ASSIGNED TASK
Copy the entries below exactly. Images do not belong in the copy.

[Web page and app entries]
^^^^^^^^^^^^^^^^

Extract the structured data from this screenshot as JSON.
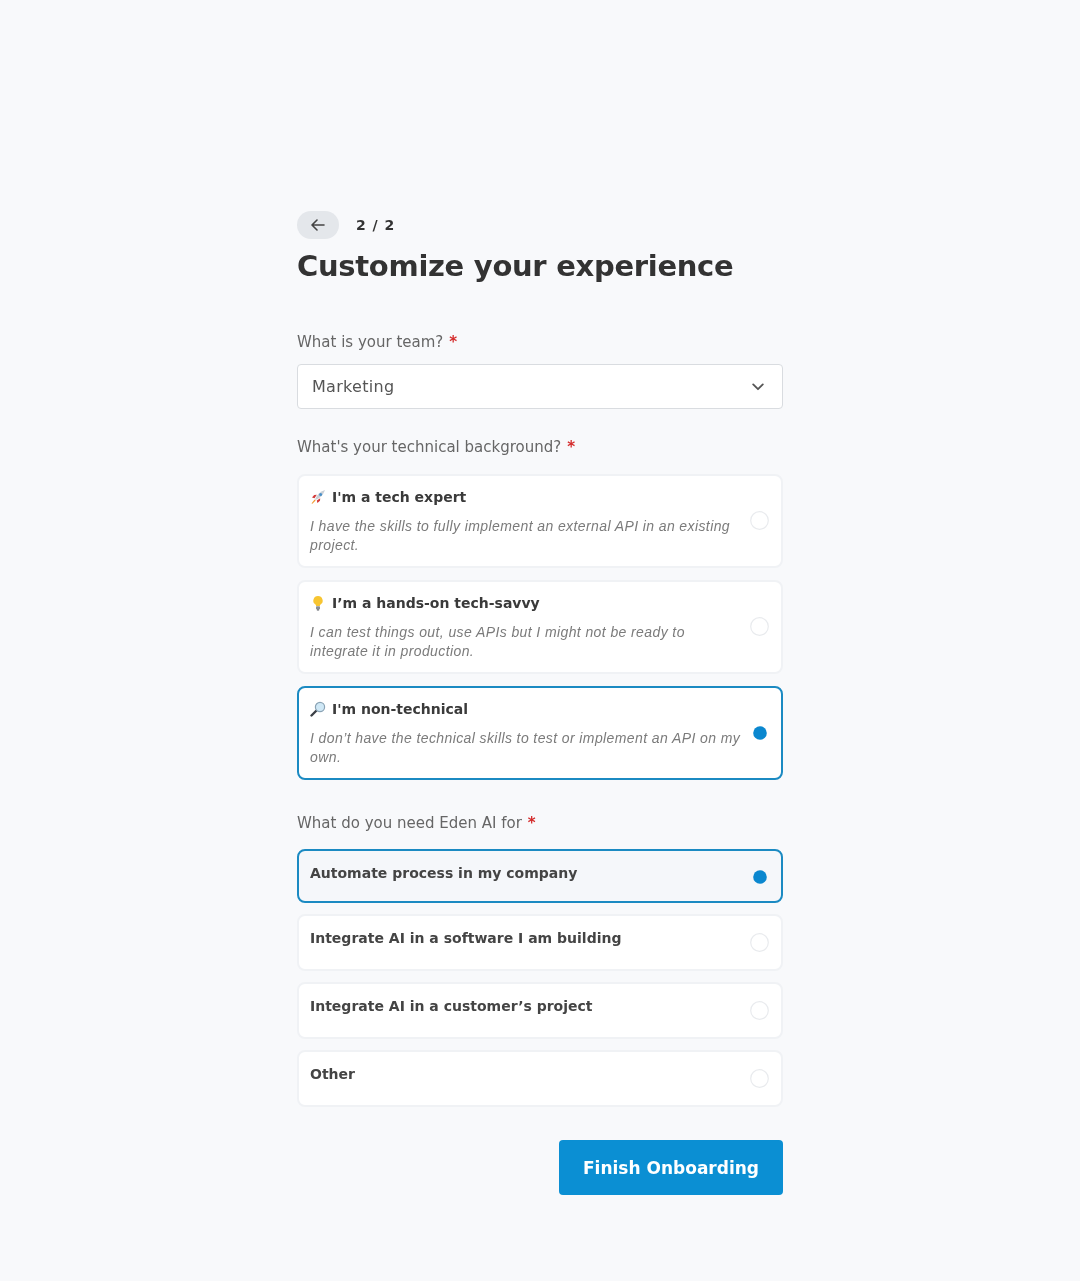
{
  "step": "2 / 2",
  "title": "Customize your experience",
  "team": {
    "label": "What is your team?",
    "required_mark": "*",
    "value": "Marketing"
  },
  "background": {
    "label": "What's your technical background?",
    "required_mark": "*",
    "options": [
      {
        "title": "I'm a tech expert",
        "description": "I have the skills to fully implement an external API in an existing project.",
        "selected": false
      },
      {
        "title": "I’m a hands-on tech-savvy",
        "description": "I can test things out, use APIs but I might not be ready to integrate it in production.",
        "selected": false
      },
      {
        "title": "I'm non-technical",
        "description": "I don’t have the technical skills to test or implement an API on my own.",
        "selected": true
      }
    ]
  },
  "use_case": {
    "label": "What do you need Eden AI for",
    "required_mark": "*",
    "options": [
      {
        "label": "Automate process in my company",
        "selected": true
      },
      {
        "label": "Integrate AI in a software I am building",
        "selected": false
      },
      {
        "label": "Integrate AI in a customer’s project",
        "selected": false
      },
      {
        "label": "Other",
        "selected": false
      }
    ]
  },
  "finish_button": "Finish Onboarding"
}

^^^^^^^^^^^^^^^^

RESULT OF THIS TASK
Extract the structured data from this screenshot as JSON.
{
  "step": "2 / 2",
  "title": "Customize your experience",
  "team": {
    "label": "What is your team?",
    "required_mark": "*",
    "value": "Marketing"
  },
  "background": {
    "label": "What's your technical background?",
    "required_mark": "*",
    "options": [
      {
        "title": "I'm a tech expert",
        "description": "I have the skills to fully implement an external API in an existing project.",
        "selected": false
      },
      {
        "title": "I’m a hands-on tech-savvy",
        "description": "I can test things out, use APIs but I might not be ready to integrate it in production.",
        "selected": false
      },
      {
        "title": "I'm non-technical",
        "description": "I don’t have the technical skills to test or implement an API on my own.",
        "selected": true
      }
    ]
  },
  "use_case": {
    "label": "What do you need Eden AI for",
    "required_mark": "*",
    "options": [
      {
        "label": "Automate process in my company",
        "selected": true
      },
      {
        "label": "Integrate AI in a software I am building",
        "selected": false
      },
      {
        "label": "Integrate AI in a customer’s project",
        "selected": false
      },
      {
        "label": "Other",
        "selected": false
      }
    ]
  },
  "finish_button": "Finish Onboarding"
}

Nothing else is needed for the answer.